==When they're not as good==
With LED devices such as torches or remote controls, rechargeables' lower voltage reduces light output or range, making the batteries run longer.
Discussion of the apps where alkaline are better is [https://groups.google.com/forum/?fromgroups#!topic/uk.d-i-y/2-fEtNS-DAQ here]
Rechargeables don't last as long in very low drain apps such as clocks, due to gradual self discharge.
There are still some appliances that won't work with rechargeables, such as a minority of cameras.
==See also==
==See also==

Revision as of 10:51, 29 January 2013

Good AA rechargeables ones now give similar capacity to alkaline, around 2.8Ah. At £1.50 a cell lasting 500 charges that's 0.3p per charge. Alkaline AAs at 17p each are thus 56x the cost.

Zinc carbons are much cheaper per battery, but give even less capacity per cost.

The cost of the recharging electricity is trivial. A 2.5Ah 1.2v cell holds 3 watthours, or 0.003 kWh. Allowing for inefficiencies, 0.005kWh costs 0.005x13p = 0.065p. You can recharge 15 for a penny.

  • Alkaline cost: 17p each
  • Rechargeable cost plus electricity: 0.365p

Where capacity isn't so important, cheap rechargeables at half the price typically give around 1/3 the capacity.

When they're not as good
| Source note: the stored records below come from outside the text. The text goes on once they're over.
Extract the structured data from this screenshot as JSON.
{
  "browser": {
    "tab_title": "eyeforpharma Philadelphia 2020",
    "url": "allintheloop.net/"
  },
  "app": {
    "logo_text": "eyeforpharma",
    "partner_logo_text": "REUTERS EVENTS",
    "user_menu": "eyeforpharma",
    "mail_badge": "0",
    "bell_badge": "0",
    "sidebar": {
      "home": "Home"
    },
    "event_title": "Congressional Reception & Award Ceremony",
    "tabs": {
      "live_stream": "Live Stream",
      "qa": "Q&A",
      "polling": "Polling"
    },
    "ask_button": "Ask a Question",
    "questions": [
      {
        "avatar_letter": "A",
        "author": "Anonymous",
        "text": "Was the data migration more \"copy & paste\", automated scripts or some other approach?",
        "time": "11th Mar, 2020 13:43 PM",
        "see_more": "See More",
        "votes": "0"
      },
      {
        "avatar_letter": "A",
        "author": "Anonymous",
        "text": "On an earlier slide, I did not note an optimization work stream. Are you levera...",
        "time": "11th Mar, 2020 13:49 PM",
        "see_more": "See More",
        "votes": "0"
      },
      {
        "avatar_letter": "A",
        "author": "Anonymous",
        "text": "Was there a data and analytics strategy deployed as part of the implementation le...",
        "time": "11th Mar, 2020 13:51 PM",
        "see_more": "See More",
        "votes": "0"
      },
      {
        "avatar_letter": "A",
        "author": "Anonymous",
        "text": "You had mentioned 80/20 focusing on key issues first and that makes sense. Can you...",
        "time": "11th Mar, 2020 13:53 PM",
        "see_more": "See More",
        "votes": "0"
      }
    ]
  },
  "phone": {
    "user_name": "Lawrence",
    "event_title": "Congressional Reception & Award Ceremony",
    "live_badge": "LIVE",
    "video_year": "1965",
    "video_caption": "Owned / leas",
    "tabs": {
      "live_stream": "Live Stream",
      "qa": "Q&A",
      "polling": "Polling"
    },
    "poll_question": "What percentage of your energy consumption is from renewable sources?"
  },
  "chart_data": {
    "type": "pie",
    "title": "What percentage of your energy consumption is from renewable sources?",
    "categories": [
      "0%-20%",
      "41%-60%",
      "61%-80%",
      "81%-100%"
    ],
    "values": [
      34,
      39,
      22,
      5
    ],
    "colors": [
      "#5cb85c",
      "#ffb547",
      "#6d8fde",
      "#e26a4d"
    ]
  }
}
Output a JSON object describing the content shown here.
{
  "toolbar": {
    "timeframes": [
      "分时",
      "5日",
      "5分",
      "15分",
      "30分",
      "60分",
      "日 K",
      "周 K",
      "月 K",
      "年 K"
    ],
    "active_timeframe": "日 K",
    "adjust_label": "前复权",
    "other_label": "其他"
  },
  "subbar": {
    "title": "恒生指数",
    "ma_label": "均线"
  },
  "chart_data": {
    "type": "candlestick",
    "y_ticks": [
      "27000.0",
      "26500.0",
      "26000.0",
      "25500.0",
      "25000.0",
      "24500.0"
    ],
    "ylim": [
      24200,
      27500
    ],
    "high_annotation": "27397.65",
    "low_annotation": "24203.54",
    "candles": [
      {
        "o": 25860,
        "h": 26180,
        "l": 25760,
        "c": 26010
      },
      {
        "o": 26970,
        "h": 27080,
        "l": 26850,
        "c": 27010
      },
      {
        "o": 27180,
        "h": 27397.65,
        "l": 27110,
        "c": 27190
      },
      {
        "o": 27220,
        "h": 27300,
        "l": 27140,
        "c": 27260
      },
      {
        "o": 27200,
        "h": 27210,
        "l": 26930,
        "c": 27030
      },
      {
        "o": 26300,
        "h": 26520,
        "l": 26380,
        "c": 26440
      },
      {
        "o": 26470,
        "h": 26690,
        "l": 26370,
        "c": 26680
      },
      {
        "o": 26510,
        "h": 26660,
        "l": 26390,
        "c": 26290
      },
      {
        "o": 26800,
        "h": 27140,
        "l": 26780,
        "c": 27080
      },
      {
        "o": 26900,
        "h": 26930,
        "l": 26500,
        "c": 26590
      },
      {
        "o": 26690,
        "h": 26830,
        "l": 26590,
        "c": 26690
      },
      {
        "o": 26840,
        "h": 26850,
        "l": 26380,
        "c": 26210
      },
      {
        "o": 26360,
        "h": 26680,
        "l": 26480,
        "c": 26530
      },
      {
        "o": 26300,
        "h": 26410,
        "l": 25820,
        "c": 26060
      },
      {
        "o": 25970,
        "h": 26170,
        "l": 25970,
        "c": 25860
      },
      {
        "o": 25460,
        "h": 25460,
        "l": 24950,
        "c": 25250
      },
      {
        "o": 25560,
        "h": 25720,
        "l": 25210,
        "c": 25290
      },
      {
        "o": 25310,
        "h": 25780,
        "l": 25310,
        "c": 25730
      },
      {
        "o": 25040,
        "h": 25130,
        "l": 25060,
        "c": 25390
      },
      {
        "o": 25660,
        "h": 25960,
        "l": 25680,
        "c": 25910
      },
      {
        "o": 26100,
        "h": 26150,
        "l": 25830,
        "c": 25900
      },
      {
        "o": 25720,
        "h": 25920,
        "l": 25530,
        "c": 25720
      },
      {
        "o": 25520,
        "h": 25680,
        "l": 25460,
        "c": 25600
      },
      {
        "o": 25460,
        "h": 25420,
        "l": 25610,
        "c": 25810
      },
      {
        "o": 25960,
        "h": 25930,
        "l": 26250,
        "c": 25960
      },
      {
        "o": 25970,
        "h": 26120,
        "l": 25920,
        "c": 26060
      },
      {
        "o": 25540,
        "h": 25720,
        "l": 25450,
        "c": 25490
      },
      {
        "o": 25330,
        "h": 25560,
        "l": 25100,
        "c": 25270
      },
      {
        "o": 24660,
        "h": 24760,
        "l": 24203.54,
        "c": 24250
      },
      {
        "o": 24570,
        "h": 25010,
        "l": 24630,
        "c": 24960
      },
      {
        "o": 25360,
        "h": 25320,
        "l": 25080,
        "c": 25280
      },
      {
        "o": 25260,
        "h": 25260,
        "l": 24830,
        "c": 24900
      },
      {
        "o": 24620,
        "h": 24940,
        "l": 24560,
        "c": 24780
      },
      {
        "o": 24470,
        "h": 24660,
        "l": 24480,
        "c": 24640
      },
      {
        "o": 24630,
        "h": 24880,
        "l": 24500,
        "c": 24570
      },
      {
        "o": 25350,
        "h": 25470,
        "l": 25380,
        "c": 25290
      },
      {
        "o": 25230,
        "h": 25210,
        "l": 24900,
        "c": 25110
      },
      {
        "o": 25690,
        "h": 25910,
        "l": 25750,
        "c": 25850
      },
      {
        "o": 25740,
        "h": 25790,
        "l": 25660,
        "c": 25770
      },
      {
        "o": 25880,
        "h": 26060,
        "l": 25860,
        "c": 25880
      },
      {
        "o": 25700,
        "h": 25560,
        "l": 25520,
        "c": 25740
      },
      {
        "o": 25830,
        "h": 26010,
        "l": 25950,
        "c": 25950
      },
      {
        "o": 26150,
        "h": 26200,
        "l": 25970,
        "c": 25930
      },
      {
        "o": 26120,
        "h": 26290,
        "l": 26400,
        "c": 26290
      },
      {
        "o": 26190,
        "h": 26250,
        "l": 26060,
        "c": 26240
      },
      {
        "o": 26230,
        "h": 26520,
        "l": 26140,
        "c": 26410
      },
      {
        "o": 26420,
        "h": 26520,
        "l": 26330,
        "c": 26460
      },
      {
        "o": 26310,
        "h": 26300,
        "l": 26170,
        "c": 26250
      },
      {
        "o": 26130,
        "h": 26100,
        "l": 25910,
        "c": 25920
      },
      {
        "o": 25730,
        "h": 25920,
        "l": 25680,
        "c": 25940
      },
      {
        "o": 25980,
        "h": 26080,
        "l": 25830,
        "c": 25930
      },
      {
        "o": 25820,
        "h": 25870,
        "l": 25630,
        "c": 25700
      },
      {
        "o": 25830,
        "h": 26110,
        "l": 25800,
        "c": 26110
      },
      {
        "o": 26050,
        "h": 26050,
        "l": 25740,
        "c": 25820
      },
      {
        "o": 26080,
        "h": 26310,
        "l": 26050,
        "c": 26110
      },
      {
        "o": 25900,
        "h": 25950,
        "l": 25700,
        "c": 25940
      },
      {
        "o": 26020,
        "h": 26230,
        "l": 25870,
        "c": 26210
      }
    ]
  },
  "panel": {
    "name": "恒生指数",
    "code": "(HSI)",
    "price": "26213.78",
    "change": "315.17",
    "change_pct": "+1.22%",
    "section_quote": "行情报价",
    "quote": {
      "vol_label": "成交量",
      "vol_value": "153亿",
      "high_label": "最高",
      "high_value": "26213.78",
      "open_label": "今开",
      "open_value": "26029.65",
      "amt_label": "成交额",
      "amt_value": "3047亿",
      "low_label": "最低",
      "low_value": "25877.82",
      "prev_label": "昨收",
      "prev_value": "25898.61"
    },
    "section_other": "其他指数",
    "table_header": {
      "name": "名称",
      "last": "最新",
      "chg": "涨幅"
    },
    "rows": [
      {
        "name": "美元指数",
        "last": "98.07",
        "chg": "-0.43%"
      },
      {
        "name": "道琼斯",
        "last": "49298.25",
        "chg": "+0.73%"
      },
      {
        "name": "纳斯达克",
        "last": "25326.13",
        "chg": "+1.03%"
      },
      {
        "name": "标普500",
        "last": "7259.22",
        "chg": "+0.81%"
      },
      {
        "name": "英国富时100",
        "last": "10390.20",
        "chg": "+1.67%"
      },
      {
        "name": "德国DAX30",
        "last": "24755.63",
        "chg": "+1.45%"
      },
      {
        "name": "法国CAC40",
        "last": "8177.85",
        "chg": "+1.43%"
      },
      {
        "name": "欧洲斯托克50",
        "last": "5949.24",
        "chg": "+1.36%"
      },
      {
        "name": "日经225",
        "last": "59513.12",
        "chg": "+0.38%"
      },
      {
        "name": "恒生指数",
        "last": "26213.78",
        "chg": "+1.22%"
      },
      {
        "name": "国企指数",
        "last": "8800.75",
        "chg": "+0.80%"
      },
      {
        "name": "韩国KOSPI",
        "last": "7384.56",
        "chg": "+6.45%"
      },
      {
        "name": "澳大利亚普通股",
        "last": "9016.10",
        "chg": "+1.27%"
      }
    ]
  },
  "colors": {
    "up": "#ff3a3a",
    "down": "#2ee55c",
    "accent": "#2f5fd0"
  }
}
Discussion of the apps where alkaline are better is here

See also

Alkaline battery NiMH battery